Born in the UK and studied fine art in Carlisle and Cardiff, Keith Fyfe spent most of his life as a visual arts teacher of students of all ages. Fyfe believed that teaching was an invaluable aid to the development of his own practice in that it obliged him to deal with all manner of artistic problems and the search for solutions. Most of his knowledge of landscape comes from walking and he does not often sketch plein-air as there is an overload of stimulation that he cannot process. He prefers looking. He absorbs consciously and subconsciously while walking and have walked in many places around the world.
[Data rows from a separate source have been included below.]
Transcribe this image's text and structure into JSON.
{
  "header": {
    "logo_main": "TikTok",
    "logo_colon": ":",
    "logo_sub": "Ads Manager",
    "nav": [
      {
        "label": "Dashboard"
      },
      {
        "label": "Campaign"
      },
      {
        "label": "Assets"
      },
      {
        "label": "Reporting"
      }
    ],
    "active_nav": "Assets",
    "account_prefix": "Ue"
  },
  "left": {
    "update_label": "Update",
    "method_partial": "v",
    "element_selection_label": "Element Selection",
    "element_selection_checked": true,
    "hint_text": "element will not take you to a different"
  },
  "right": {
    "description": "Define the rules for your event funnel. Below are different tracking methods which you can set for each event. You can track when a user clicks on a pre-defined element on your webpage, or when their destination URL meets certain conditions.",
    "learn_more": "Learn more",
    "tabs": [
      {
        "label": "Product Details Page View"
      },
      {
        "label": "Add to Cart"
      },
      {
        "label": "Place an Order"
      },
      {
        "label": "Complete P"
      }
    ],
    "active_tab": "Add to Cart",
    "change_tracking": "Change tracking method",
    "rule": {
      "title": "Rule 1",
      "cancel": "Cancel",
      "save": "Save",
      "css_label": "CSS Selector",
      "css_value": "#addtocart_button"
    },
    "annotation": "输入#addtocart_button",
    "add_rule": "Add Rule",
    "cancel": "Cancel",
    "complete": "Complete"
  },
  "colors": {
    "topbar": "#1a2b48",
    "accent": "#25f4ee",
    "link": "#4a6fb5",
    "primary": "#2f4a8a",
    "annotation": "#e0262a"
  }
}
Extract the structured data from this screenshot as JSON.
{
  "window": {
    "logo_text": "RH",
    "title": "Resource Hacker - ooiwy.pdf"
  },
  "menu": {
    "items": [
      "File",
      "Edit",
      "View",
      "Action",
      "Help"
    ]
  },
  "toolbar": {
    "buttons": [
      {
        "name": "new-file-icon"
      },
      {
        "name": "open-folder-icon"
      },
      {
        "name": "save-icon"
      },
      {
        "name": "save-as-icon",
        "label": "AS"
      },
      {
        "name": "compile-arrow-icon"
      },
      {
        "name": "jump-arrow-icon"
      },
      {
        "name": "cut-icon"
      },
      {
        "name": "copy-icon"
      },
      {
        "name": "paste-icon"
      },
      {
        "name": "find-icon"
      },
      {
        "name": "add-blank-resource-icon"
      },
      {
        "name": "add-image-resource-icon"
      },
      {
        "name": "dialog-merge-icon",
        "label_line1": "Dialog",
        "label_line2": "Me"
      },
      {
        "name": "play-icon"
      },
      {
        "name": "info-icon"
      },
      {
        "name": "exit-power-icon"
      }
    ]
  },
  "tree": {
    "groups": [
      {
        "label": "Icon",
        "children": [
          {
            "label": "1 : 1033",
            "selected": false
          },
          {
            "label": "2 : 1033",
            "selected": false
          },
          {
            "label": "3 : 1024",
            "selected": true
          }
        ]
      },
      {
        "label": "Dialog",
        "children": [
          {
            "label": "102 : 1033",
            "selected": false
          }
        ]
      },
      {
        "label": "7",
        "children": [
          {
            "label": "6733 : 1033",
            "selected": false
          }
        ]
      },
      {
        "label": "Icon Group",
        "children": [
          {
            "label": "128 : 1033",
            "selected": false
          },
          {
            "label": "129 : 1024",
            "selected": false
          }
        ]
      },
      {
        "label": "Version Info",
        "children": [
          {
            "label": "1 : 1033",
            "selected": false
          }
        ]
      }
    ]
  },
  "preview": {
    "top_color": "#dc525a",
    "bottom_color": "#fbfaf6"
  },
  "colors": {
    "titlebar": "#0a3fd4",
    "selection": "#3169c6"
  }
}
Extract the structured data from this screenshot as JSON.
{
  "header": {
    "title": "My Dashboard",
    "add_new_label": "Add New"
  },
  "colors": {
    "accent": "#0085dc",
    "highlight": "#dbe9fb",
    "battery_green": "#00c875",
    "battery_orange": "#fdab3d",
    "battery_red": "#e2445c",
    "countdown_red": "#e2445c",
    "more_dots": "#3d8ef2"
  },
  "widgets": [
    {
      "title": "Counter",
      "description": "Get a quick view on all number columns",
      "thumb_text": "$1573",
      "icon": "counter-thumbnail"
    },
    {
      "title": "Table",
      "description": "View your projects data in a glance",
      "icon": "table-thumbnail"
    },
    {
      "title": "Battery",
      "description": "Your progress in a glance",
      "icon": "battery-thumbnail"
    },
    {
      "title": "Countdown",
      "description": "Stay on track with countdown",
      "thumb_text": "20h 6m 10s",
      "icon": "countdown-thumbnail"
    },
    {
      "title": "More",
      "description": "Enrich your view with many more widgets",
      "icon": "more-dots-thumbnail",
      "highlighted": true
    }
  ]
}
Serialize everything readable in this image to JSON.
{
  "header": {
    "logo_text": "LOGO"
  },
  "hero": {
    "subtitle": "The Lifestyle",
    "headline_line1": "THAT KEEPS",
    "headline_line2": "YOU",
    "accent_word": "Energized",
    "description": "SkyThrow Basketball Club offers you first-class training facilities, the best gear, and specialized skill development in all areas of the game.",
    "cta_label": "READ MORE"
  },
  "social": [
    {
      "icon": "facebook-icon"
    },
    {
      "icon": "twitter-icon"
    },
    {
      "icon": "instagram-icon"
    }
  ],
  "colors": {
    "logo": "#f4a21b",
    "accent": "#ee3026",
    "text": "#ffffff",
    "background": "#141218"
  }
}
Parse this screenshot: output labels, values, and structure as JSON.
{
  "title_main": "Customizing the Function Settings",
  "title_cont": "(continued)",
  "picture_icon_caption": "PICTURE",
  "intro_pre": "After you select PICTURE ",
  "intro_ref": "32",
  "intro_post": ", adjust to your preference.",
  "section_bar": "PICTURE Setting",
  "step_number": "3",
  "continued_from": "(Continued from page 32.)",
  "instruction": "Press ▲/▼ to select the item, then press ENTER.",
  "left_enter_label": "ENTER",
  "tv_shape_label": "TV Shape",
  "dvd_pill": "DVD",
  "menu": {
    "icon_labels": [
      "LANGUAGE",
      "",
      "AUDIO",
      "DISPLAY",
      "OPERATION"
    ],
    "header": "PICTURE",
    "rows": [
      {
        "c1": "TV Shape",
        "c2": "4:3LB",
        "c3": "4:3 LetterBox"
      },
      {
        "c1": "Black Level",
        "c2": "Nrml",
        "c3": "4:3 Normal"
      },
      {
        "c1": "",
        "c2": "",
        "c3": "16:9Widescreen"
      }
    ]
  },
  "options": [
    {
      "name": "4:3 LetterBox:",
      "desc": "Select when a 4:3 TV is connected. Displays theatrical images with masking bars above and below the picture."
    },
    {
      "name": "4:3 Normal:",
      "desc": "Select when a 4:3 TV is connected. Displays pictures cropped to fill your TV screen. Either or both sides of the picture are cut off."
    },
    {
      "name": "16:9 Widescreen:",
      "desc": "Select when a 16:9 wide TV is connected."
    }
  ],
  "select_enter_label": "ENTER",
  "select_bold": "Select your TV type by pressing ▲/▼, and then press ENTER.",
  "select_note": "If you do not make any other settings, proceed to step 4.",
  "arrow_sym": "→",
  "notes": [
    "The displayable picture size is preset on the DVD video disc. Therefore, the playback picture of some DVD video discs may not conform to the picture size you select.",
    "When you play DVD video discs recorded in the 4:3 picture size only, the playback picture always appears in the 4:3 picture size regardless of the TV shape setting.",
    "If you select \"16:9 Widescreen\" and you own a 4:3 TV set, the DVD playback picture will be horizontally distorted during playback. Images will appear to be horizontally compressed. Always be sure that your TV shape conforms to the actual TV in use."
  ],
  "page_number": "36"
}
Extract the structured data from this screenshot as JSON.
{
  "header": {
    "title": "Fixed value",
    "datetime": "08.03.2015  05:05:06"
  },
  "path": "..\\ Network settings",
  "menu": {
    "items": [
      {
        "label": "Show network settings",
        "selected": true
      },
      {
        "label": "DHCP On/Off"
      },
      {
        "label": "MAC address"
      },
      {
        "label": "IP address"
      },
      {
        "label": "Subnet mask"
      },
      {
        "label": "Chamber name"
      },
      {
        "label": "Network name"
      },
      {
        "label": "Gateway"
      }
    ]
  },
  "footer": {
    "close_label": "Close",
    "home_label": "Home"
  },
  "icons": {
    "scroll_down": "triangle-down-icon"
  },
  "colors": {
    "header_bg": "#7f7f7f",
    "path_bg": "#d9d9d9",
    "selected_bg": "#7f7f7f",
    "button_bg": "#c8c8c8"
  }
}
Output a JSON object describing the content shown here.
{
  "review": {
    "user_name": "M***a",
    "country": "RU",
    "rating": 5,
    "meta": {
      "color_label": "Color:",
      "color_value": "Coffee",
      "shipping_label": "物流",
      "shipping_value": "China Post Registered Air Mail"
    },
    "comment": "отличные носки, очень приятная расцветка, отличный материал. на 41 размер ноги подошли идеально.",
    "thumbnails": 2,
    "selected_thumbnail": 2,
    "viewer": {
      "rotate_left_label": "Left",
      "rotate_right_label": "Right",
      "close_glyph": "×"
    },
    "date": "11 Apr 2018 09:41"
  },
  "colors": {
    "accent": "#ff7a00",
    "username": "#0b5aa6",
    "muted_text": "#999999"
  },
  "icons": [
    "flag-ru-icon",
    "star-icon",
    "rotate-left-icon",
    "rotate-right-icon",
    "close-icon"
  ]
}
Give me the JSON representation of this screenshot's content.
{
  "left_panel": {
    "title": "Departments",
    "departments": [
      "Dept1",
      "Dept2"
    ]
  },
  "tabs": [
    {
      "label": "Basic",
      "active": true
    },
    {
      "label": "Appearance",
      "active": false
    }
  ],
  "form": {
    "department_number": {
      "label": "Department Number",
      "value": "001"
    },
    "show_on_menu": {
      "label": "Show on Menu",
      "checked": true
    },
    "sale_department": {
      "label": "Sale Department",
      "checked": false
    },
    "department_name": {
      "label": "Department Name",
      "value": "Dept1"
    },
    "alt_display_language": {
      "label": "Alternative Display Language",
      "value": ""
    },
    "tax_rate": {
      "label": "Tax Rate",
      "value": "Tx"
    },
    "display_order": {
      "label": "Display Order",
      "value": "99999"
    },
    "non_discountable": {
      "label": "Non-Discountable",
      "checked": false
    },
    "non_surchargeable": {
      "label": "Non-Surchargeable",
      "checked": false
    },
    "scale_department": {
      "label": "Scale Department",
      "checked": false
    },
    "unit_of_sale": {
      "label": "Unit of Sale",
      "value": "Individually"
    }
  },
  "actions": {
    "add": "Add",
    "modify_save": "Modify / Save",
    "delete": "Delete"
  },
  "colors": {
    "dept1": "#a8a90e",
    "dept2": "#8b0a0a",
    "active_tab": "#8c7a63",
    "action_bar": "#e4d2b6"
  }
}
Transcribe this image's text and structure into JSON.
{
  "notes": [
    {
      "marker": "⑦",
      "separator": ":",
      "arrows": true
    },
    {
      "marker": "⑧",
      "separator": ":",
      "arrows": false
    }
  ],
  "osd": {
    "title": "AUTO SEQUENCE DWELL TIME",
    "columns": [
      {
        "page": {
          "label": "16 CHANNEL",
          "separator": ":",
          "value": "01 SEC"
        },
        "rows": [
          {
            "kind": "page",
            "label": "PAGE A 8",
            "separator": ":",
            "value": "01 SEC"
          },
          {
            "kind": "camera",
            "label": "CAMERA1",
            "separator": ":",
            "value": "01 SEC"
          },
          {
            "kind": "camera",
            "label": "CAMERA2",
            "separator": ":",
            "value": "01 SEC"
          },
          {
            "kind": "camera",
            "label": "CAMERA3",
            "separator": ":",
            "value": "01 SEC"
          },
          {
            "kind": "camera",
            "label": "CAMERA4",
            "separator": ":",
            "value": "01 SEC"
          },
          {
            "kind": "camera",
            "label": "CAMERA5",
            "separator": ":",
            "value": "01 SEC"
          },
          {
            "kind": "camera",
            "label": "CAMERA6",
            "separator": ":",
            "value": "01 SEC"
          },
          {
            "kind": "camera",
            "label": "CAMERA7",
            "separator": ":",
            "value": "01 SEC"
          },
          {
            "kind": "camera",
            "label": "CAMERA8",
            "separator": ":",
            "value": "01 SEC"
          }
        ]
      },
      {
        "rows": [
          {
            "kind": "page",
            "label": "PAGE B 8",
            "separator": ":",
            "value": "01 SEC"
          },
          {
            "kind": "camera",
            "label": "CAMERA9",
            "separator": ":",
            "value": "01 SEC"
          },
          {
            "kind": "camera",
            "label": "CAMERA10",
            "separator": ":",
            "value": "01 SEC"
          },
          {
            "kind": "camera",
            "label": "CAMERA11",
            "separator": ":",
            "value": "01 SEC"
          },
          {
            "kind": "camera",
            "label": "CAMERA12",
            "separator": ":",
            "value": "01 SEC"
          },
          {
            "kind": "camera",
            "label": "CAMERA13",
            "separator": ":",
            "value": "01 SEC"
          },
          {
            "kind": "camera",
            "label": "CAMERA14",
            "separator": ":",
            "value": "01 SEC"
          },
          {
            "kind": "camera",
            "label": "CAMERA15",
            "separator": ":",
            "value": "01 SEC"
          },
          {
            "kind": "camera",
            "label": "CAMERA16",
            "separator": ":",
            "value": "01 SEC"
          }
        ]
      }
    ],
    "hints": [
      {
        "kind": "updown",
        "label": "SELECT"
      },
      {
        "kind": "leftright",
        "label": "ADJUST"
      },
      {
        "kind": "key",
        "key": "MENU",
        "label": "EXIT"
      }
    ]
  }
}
There is something about landscapes that is universal and timeless and he is never weary of it. Keith Fyfe was a Finalist in the Wynne Prize at Art Gallery of NSW (2018 & 2013), Calleen Art Award (2018/17/15/14), KAAF Art Prize (2018), Mosman Art Prize (2017), Muswellbrook Art Prize (2015), Fleurieu Biennale Art Prize (2013) and Tattersall’s Landscape Art Prize (2013).
‘I explore landscape as an idea, beyond the particular. The landscapes I create are imagined and evocative. However, I think they exist or could exist. Sometimes I’ve come across them after they were painted. Some of them paint themselves but I can’t really explain that. My method is to experiment with mediums and tools in order to discover the imagery. I work small because I can have maybe 60-80 pieces happening simultaneously; some are finished in one hit, others can take months. The success rate is maybe one in ten but it’s a process I prefer to the struggle with a single large painting. My influences are very broad, the list is long and includes Duchamp, Cezanne, Manet, Velasquez, Fred Williams, and Japanese and Islamic Art.’